A classic example of premium pricing, and a great one at that, LV has never shied away from pricing its products in a range that results in a very exclusive clientele. All this despite the relatively plain design on their product – it’s the logo that’s printed all over their bags that sells.

How does Louis Vuitton do it?

To put it simply, Louis Vuitton is a luxury clothing and accessories brand, and so their pricing is the classic luxury items model. However, instead of creating new and flashy designs, the company has maintained an understated design aesthetic, depending on a recognizable color scheme and the ever-present logo to do the job.

Louis Vuitton has stayed consistent with its design aesthetic, which helps their products stand out. A Louis Vuitton bag, which could be worth $1,000-2,000 and beyond, is easily recognizable, even to someone who doesn’t indulge in luxury accessories.

For Louis Vuitton customers, the value of their product is based on:

  • An almost default image of style and exclusivity
  • The social versatility of their accessories
  • A gender-neutral product design, despite a segregated catalog
  • A price that’s somewhat more affordable than some other high-end brands, despite the stylish image

Louis Vuitton has been expanding its range of products, all of which follow the same pricing strategy. In addition, unlike other companies, Louis Vuitton has never been criticized for its value based pricing model.

Value Based Pricing Example # 4 – The Diamond Industry

Diamonds have always had a reputation of being highly exclusive and extremely expensive. Despite more and more people becoming aware of their actual value, and the fact that the price is artificially inflated, the perceived value hasn’t declined in the slightest.

The diamond industry still operates on the monopoly that was set a century ago. Currently, the demand for diamonds is expected to be of around $26 billion, with even greater growth being projected. No other product depends on value based pricing as much as diamonds do.

How does the Diamond Industry do it?

Marketing – it’s as simple as that.

Now, to be fair, the marketing that cemented the value of diamonds was carried out over decades. But there’s no doubt it has worked. People now subconsciously associate diamonds with luxury. It’s even considered a symbol of love and commitment, which exponentially increases their perceived value exponentially.

Even with much cheaper man-made alternatives on the market, genuine diamonds have not lost their value, and prices have risen continuously.

For buyers, the value of diamonds is based on:

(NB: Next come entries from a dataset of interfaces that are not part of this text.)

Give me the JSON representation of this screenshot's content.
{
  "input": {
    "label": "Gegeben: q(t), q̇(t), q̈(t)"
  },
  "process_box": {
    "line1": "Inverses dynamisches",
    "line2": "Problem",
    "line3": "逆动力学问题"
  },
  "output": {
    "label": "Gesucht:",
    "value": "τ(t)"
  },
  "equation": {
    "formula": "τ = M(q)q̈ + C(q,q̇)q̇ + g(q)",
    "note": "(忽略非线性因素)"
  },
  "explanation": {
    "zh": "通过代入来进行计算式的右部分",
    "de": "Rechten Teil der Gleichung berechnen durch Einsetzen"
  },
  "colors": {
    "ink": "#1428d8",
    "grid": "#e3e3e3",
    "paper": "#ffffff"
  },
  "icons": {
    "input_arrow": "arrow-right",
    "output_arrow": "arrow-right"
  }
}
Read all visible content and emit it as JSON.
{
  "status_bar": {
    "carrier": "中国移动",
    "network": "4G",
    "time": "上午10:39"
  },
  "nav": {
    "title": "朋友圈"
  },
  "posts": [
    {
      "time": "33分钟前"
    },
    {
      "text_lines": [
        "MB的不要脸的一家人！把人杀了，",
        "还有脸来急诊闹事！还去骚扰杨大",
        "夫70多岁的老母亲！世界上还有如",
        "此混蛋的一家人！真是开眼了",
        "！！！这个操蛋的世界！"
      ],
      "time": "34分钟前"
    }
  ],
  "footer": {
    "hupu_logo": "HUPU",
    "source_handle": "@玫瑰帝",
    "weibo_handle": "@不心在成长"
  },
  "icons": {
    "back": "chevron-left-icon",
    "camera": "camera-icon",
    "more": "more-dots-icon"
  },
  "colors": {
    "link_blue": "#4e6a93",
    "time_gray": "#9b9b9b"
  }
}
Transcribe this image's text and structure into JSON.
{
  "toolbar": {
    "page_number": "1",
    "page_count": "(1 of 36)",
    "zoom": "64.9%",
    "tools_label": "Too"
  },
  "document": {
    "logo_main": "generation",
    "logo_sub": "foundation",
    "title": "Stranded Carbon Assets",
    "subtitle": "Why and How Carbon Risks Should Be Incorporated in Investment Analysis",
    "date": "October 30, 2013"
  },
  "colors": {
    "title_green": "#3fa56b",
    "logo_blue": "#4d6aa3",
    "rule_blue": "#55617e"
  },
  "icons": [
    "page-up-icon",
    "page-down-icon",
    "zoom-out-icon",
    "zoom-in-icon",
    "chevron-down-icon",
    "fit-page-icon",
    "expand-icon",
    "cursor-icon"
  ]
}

  • Their supposed rarity and the fact that they keep their shape forever
  • Their ingrained image of them being symbols of lifelong commitment
  • The superlative qualities that diamonds carry (hardest mineral, longest-lasting gem, etc.)

The diamond industry has even deflected the campaign against unethical sourcing and the blood diamond trade. Chances are, the pricing will remain unaffected for as long as the industry exists.

Wrapping it Up

Regardless of what your product is, marketing will play a big part in you achieving a value based pricing model for it.

Clever marketing can allow you to set a high-end price tag, even for fast-moving consumer goods. Of course, quality is important to buyers nowadays, but image-centric marketing will still generate more followers for your brand than product quality will.

If there’s anything you can take away from the four companies mentioned here, it’s that loyal customers will pay for your product, no matter how high the price.

It’s up to you to turn potential customers into lifelong fans.

<  Back